Lapses happen, and when they do the consequences range from loss to recapture. In Golden Door Licensor, L.L.C. v. Protected, WhoisGuard/Chen Bao Shui, D2008‑0352 (WIPO May 13, 2008) the Complainant recaptured its domain name, but in other cases failing to timely renew a registration does not always have a happy ending. The decision in Golden Door centered on Paragraph 4(b)(ii) of the Policy, that the Respondent has registered the domain name in order to prevent the Complainant from reflecting its trademarks in the disputed domain name and has engaged in a pattern of abusive registrations.
As a general rule, the fact that a domain name expired and was not renewed “does not mean that the Respondent has any right to use a well-known trademark as its domain name when such use could cause confusion to consumers and damage to the owner of the trademark,” Donna Karan Studio v. Raymond Donn, D2001-0587 (WIPO June 27, 2001) (<dknyjeans.com>). Indeed, the “Policy does not condone such attempts to ‘catch’ a domain name after an unintentional failure to renew, when the registrant has no right or legitimate interest thereto and no intention of making a fair use of same,” Bronx Arts Ensemble, Inc. v. Vilma Morales, e:bOOm, S.A, D2004‑0493 (WIPO August 30, 2004). The principle works in favor of complainants with famous and well known trademarks, but otherwise the burden of proof is proportionately more demanding.
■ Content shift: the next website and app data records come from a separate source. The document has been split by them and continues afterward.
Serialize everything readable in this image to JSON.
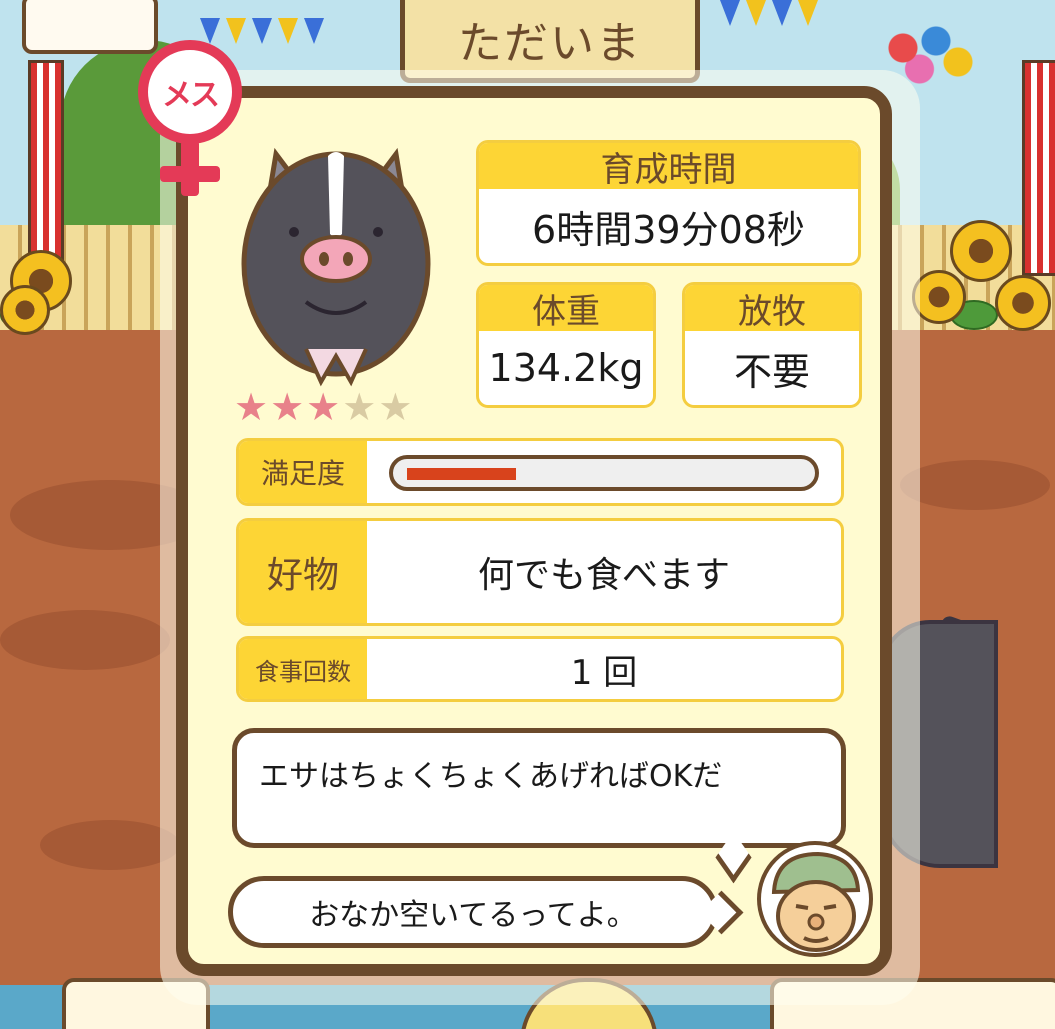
{
  "screen_title": "ただいま",
  "gender_label": "メス",
  "rating": {
    "value": 3,
    "max": 5
  },
  "stars": [
    "★",
    "★",
    "★",
    "★",
    "★"
  ],
  "growth_time": {
    "label": "育成時間",
    "value": "6時間39分08秒"
  },
  "weight": {
    "label": "体重",
    "value": "134.2kg"
  },
  "grazing": {
    "label": "放牧",
    "value": "不要"
  },
  "satisfaction": {
    "label": "満足度",
    "level": 0.27
  },
  "favorite_food": {
    "label": "好物",
    "value": "何でも食べます"
  },
  "meal_count": {
    "label": "食事回数",
    "value": "1 回"
  },
  "speech": {
    "main": "エサはちょくちょくあげればOKだ",
    "hint": "おなか空いてるってよ。"
  },
  "icons": {
    "gender": "female-symbol-icon",
    "pig": "pig-icon",
    "farmer": "farmer-icon",
    "star": "star-icon"
  },
  "colors": {
    "panel_bg": "#fffbd0",
    "panel_border": "#6b4a2b",
    "label_bg": "#fdd535",
    "gender": "#e43a57",
    "star_on": "#e8818a",
    "star_off": "#d9cba3",
    "satisfaction_fill": "#d8431c"
  }
}
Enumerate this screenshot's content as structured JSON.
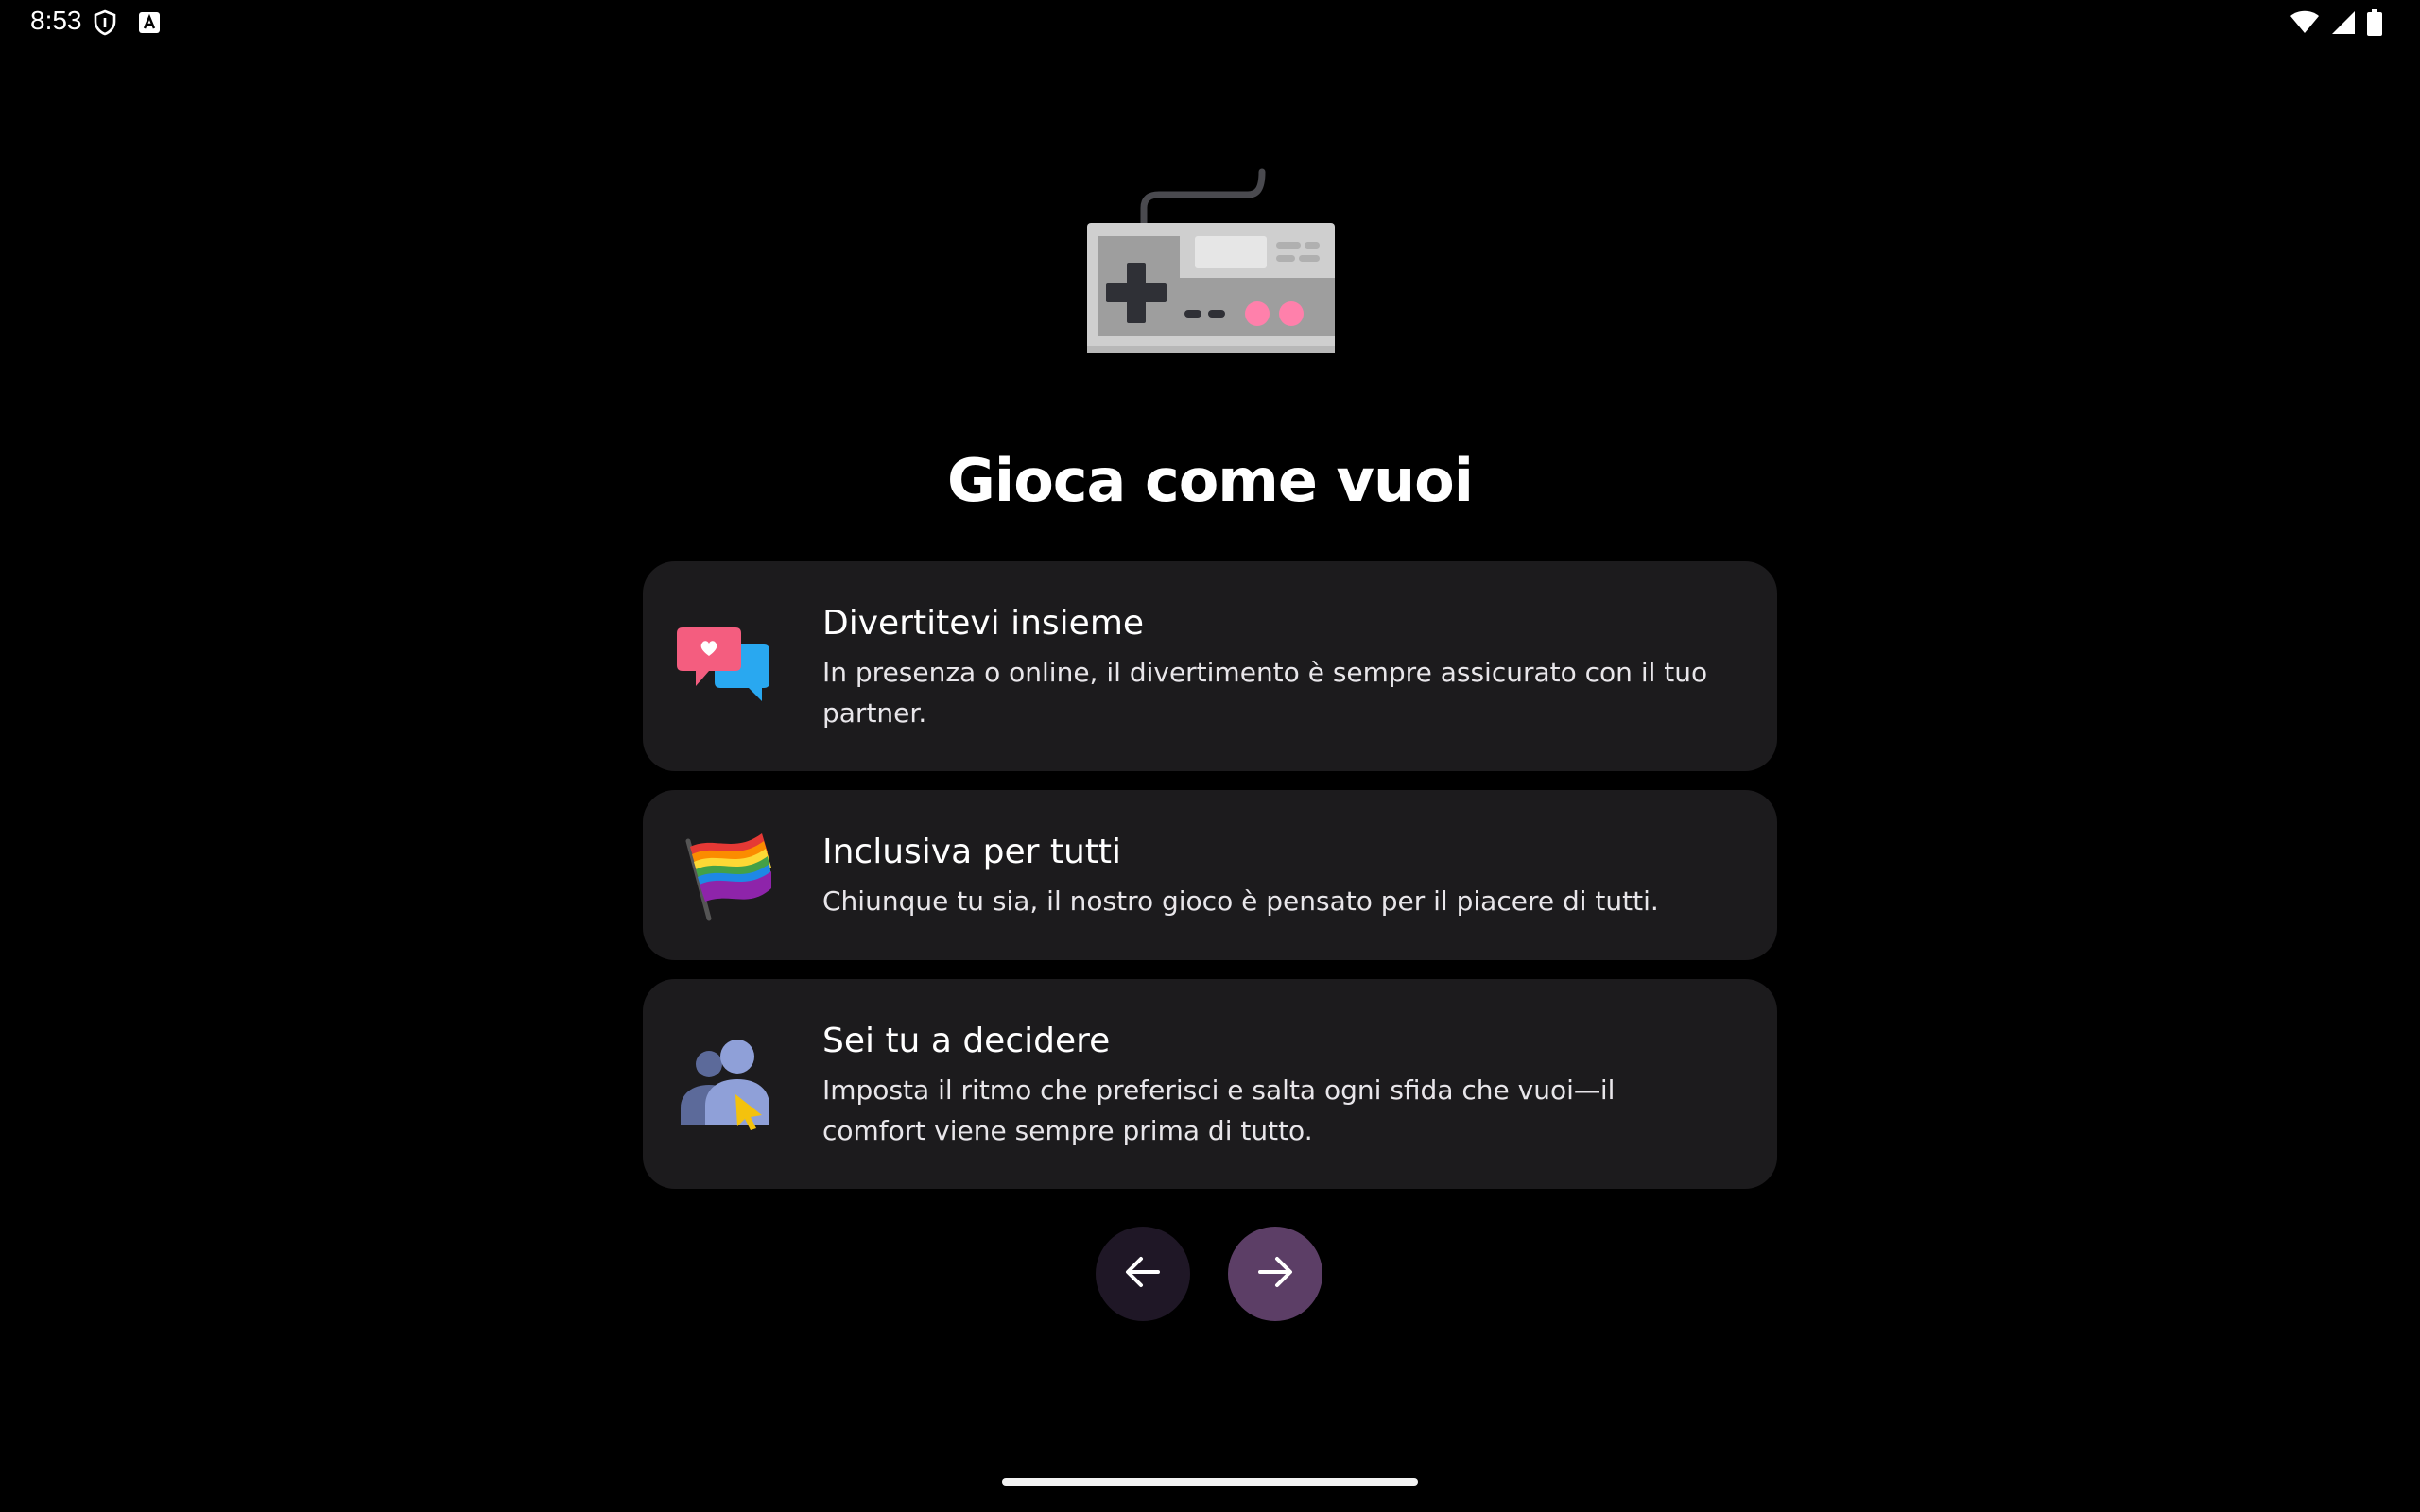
{
  "status_bar": {
    "time": "8:53",
    "left_icons": [
      "shield-icon",
      "keyboard-a-icon"
    ],
    "right_icons": [
      "wifi-icon",
      "signal-icon",
      "battery-icon"
    ]
  },
  "hero": {
    "icon": "game-controller-icon",
    "title": "Gioca come vuoi"
  },
  "features": [
    {
      "icon": "chat-bubbles-icon",
      "title": "Divertitevi insieme",
      "description": "In presenza o online, il divertimento è sempre assicurato con il tuo partner."
    },
    {
      "icon": "rainbow-flag-icon",
      "title": "Inclusiva per tutti",
      "description": "Chiunque tu sia, il nostro gioco è pensato per il piacere di tutti."
    },
    {
      "icon": "people-choice-icon",
      "title": "Sei tu a decidere",
      "description": "Imposta il ritmo che preferisci e salta ogni sfida che vuoi—il comfort viene sempre prima di tutto."
    }
  ],
  "navigation": {
    "back_icon": "arrow-left-icon",
    "next_icon": "arrow-right-icon"
  },
  "colors": {
    "background": "#000000",
    "card": "#1c1b1d",
    "back_button": "#1f1726",
    "next_button": "#5c3e66",
    "controller_button": "#ff80ab"
  }
}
Decisions on lapsed registrations are driven by a number of factors. Respondent’s conduct, that it is an adjudicated serial cybersquatter, for example, supports an inference that as it has acted opportunistically in the past, its present conduct is equally in bad faith. In Golden Door this was reinforced by the content of the website which offered links to the Complainant’s competitors. This fact leads ineluctably to another inference, which is that the Respondent must surely have had knowledge of the Complainant. (Respondent’s contention that no inference can be drawn because it does not control the content of the web page has been forcefully rejected by a number of Panels on the theory that it responsible for the acts of its agent).
That the domain name is composed of two dictionary words, GOLDEN and DOOR, also played no part in the decision, although it may conceivably have done so, as it has in other cases, if the Respondent appears and offers a plausible explanation. The Respondent gave a plausible explanation in Carbon Footprint Ltd v. Adrian Fuller, D2007-0642 (WIPO July 26, 2007) for registering <carbonfootprint.org> and the Panel concluded that it had a legitimate interest in the domain name. When this happens, the Complainant’s burden will be heavier. The Panel held that
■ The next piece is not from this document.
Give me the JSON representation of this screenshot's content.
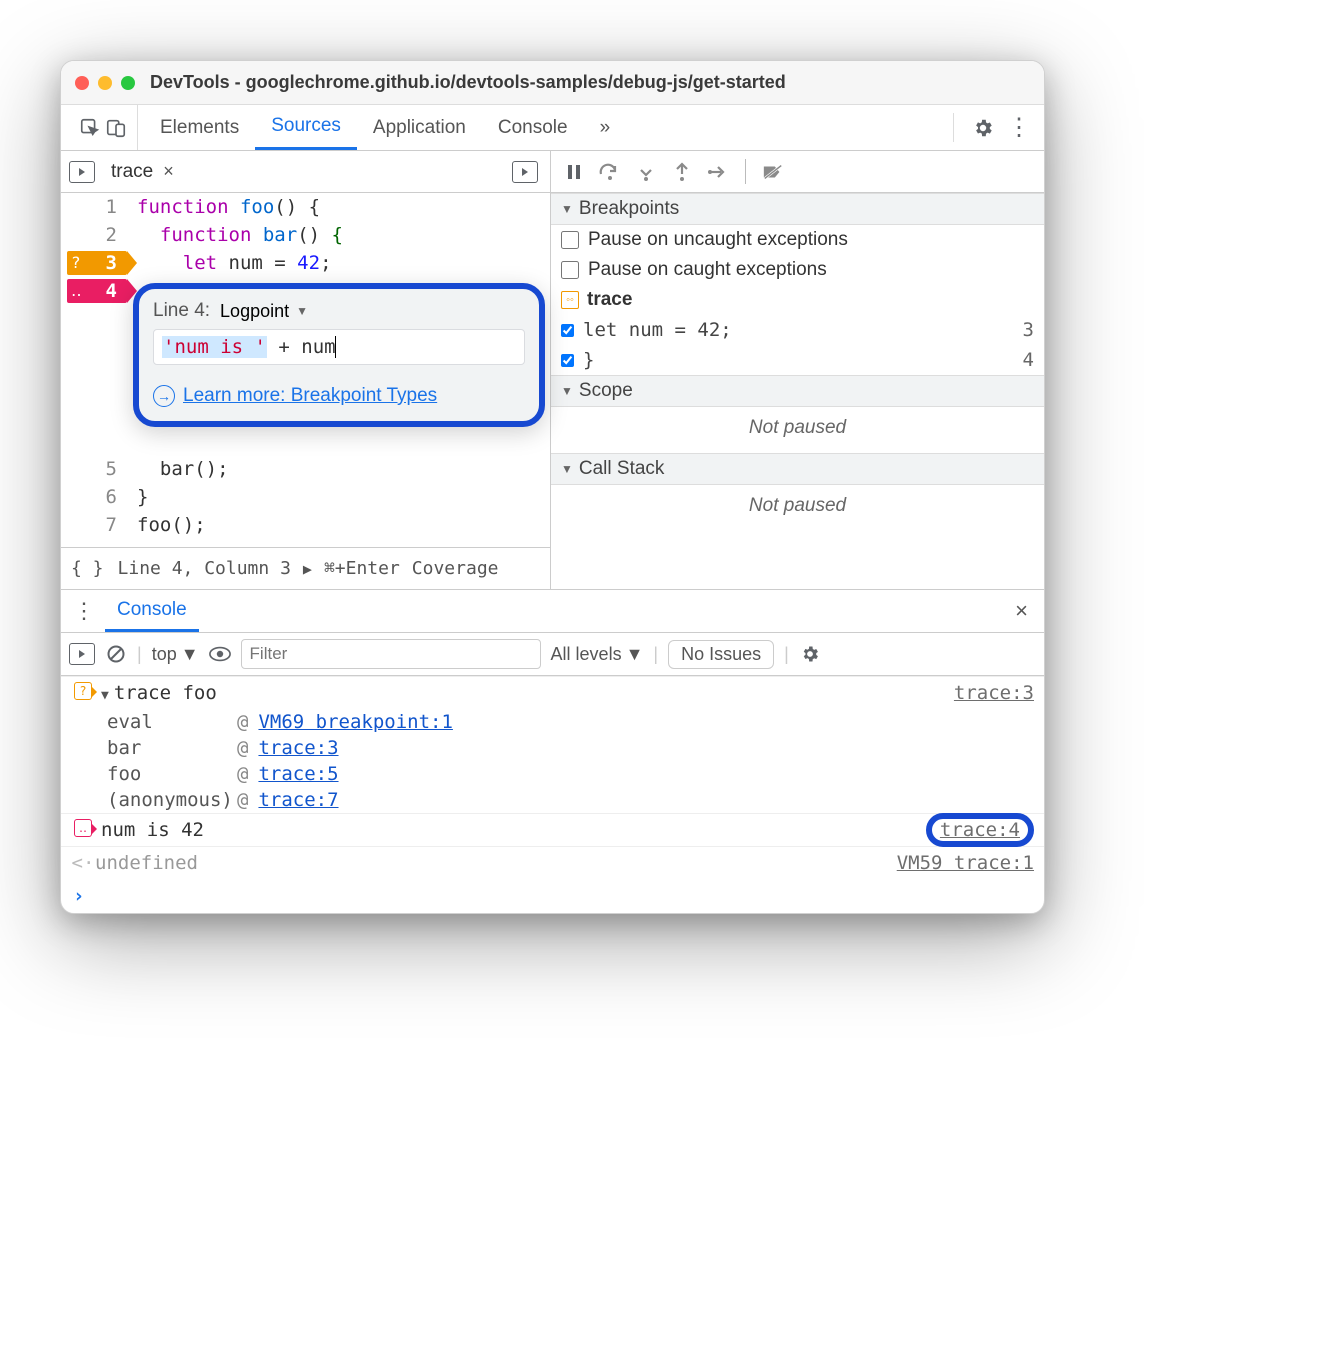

In previous cases in which a panel ordered transfer of a domain name based upon a trafficker’s duty to undertake a reasonable investigation and found bad faith, either the domain name at issue was distinctive (and not a common word or phrase) or the respondent had been found frequently to have ignored others’ trademark rights, as evidenced by losing domain names in previous Policy proceedings.
Panels have taken one of three positions when the complainant fails inadvertently to re-register its domain name: 1) favoring the fanciful and arbitrary, and perhaps the suggestive; 2) disfavoring the generic and descriptive; and 3) rejecting excuses altogether. “Normally those who sleep on their rights do so at their peril,” Official Pillowtex LLC v. Smadar Zangi, FA0411000366168 (Nat. Arb. Forum January 6, 2005). Offsetting that disturbing principle is another, that “the law generally incorporates various safeguards to avoid undue forfeitures and unjust enrichments.” These equity principles can be employed where
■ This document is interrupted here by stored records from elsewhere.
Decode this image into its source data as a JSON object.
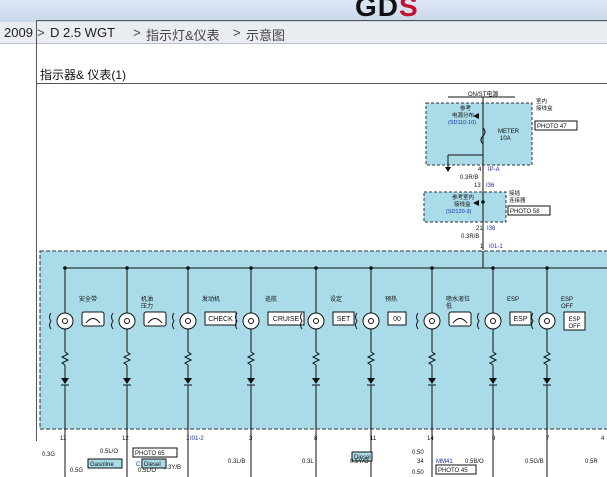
{
  "brand": {
    "logo_main": "GD",
    "logo_accent": "S"
  },
  "breadcrumb": {
    "year": "2009",
    "engine": "D 2.5 WGT",
    "category": "指示灯&仪表",
    "page": "示意图",
    "sep": ">"
  },
  "document": {
    "title": "指示器& 仪表(1)",
    "top": {
      "power_label": "ON/ST电源",
      "ref_fuse_a": "参考",
      "ref_fuse_b": "电源分布",
      "ref_fuse_c": "(SD110-10)",
      "fuse_label": "METER",
      "fuse_amp": "10A",
      "room_a": "室内",
      "room_b": "接线盒",
      "photo_top": "PHOTO 47",
      "pin_4": "4",
      "conn_ipa": "IP-A",
      "wire_1": "0.3R/B",
      "pin_13": "13",
      "conn_i36": "I36",
      "ref_j_a": "参考室内",
      "ref_j_b": "接线盒",
      "ref_j_c": "(SD120-3)",
      "joint_a": "接插",
      "joint_b": "连接器",
      "photo_mid": "PHOTO 58",
      "pin_21": "21",
      "conn_i36b": "I36",
      "wire_2": "0.3R/B",
      "pin_1": "1",
      "conn_i01": "I01-1"
    },
    "indicators": [
      {
        "label": "安全带",
        "icon": "seatbelt-icon"
      },
      {
        "label": "机油\n压力",
        "icon": "oil-pressure-icon"
      },
      {
        "label": "发动机",
        "icon": "check-engine-icon",
        "text": "CHECK"
      },
      {
        "label": "巡航",
        "icon": "cruise-icon",
        "text": "CRUISE"
      },
      {
        "label": "设定",
        "icon": "set-icon",
        "text": "SET"
      },
      {
        "label": "预热",
        "icon": "glow-icon",
        "text": "00"
      },
      {
        "label": "喷水液位\n低",
        "icon": "washer-icon"
      },
      {
        "label": "ESP",
        "icon": "esp-icon",
        "text": "ESP"
      },
      {
        "label": "ESP\nOFF",
        "icon": "esp-off-icon",
        "text": "ESP\nOFF"
      }
    ],
    "bottom": {
      "pins": [
        "11",
        "12",
        "1",
        "3",
        "8",
        "11",
        "14",
        "9",
        "7",
        "4"
      ],
      "conn_i01b": "I01-2",
      "photo65": "PHOTO 65",
      "w_05lo": "0.5L/O",
      "w_12": "12",
      "conn_c111": "C111",
      "w_03yb": "0.3Y/B",
      "w_03g": "0.3G",
      "gasoline": "Gasoline",
      "diesel1": "Diesel",
      "w_05g": "0.5G",
      "w_05lo2": "0.5L/O",
      "w_03lb": "0.3L/B",
      "w_03l": "0.3L",
      "diesel2": "Diesel",
      "w_05yo": "0.5Y/O",
      "w_050a": "0.50",
      "w_34": "34",
      "conn_mm1": "MM41",
      "w_05bo": "0.5B/O",
      "photo45": "PHOTO 45",
      "w_05gb": "0.5G/B",
      "w_05r": "0.5R",
      "w_050b": "0.50",
      "w_21": "21",
      "conn_em11": "EM11",
      "photo15": "PHOTO 15",
      "w_050c": "0.50"
    }
  },
  "colors": {
    "fill": "#a9dbe8",
    "line": "#1a1a1a",
    "blue": "#1b2fa8",
    "photo_bg": "#fff",
    "tag_bg": "#a9dbe8"
  }
}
(1) little if any investigation has been done into the history of the domain name; (2) very little time passed between lapse and the new registration; and (3) the Respondent presents goods or services on its website that are directly related, identical or confusingly similar to Complainant's goods or services, the characterization of Respondent's behavior weighs against mere business savvy and instead reflects bad faith.
On the other hand, these equity principles are not applied wholesale. There is the “finders, keepers‑losers, weepers” principle, as notably set forth in Corbis Corporation v. Zest, FA0107000098441 (Nat. Arb. Forum September 2, 2001):
The Panel holds that a domain registrant who knows a domain name has been abandoned should be more confident, not less so, that there is no competing trademark claim relating to the domain name; a person in the position of Respondent should be more confident than a registrant who selects a previously unregistered name.
The Panel continued: “In sum, where a party registers a lapsed domain name, and it is not attempting to use the name to compete with the mark holder or disrupt its business, we believe that ordinarily the trademark holder should be denied relief, whether the mark is a common law or registered mark, whether the mark is ‘strong’ or ‘weak’.”
Clearly, an owner’s failure to monitor its trademarks may be costly and may even result in a new type of abusiveness presently getting attention, “brandjacking.” How costly the inadvertence, depends on the circumstances of the lapse and the quality of the mark.